=== Work instructions ===
Write out every line from the listing below where the string "displaynext" is found.

■ ■ ■ ■ ■

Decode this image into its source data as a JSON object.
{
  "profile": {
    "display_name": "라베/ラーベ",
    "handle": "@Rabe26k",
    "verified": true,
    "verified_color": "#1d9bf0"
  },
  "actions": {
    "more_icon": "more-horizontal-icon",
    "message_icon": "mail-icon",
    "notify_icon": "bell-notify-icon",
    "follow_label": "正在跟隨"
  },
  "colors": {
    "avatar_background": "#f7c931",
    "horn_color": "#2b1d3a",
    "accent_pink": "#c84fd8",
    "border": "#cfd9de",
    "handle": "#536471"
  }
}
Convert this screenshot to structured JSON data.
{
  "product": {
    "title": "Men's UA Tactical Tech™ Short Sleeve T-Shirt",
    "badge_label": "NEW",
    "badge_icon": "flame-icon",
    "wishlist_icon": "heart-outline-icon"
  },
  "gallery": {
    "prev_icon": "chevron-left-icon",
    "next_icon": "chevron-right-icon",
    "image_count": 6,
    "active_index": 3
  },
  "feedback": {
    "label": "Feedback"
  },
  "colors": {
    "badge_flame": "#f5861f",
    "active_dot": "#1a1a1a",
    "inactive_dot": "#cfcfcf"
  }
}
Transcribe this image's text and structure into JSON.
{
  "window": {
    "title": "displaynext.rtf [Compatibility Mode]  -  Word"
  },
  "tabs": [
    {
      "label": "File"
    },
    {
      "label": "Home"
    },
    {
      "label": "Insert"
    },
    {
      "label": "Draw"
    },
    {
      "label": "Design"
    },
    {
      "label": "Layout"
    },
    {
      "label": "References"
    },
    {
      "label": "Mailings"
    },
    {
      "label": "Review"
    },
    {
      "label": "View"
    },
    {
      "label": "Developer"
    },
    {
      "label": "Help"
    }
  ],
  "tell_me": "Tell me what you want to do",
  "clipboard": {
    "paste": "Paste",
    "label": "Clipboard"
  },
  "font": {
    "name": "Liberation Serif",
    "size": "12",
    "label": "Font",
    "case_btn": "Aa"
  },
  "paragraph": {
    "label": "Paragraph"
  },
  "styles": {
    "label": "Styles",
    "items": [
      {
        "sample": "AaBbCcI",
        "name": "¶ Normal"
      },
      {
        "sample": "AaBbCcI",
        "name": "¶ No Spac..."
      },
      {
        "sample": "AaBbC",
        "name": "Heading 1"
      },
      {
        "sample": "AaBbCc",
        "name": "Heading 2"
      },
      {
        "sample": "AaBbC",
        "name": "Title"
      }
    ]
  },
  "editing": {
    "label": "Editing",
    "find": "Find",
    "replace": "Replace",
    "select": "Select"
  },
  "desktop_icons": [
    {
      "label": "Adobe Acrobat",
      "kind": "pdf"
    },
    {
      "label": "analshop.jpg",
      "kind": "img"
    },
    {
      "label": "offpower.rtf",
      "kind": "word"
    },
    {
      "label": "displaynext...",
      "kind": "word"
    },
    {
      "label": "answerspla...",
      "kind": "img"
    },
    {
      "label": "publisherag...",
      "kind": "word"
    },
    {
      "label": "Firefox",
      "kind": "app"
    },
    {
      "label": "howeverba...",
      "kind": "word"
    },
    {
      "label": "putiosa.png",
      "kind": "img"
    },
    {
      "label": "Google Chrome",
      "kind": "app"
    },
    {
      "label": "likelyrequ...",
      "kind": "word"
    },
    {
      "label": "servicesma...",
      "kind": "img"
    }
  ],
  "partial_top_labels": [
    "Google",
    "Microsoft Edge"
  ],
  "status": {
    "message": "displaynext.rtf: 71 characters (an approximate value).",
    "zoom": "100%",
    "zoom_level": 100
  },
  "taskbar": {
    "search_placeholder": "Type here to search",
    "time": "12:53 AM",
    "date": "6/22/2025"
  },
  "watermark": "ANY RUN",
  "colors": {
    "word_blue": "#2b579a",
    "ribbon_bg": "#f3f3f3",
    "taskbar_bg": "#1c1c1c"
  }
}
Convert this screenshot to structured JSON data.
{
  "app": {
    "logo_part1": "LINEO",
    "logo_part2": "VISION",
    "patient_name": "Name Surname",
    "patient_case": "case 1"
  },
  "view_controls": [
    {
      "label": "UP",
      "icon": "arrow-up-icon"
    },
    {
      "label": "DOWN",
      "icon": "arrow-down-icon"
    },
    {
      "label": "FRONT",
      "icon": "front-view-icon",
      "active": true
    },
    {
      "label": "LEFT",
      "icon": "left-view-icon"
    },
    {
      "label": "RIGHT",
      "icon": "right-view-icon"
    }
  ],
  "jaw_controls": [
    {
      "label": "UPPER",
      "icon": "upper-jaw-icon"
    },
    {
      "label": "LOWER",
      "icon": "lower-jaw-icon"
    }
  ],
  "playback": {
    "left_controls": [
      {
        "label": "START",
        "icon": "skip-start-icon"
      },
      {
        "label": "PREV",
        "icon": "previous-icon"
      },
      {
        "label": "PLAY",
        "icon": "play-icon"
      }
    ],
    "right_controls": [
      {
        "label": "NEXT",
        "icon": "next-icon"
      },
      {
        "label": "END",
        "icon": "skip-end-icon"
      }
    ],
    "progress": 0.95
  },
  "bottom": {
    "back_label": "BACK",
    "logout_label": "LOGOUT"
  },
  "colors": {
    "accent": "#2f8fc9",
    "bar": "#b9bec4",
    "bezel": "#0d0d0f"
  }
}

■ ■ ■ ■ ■

=== Task solution ===
    "title": "displaynext.rtf [Compatibility Mode]  -  Word"
      "label": "displaynext...",
    "message": "displaynext.rtf: 71 characters (an approximate value).",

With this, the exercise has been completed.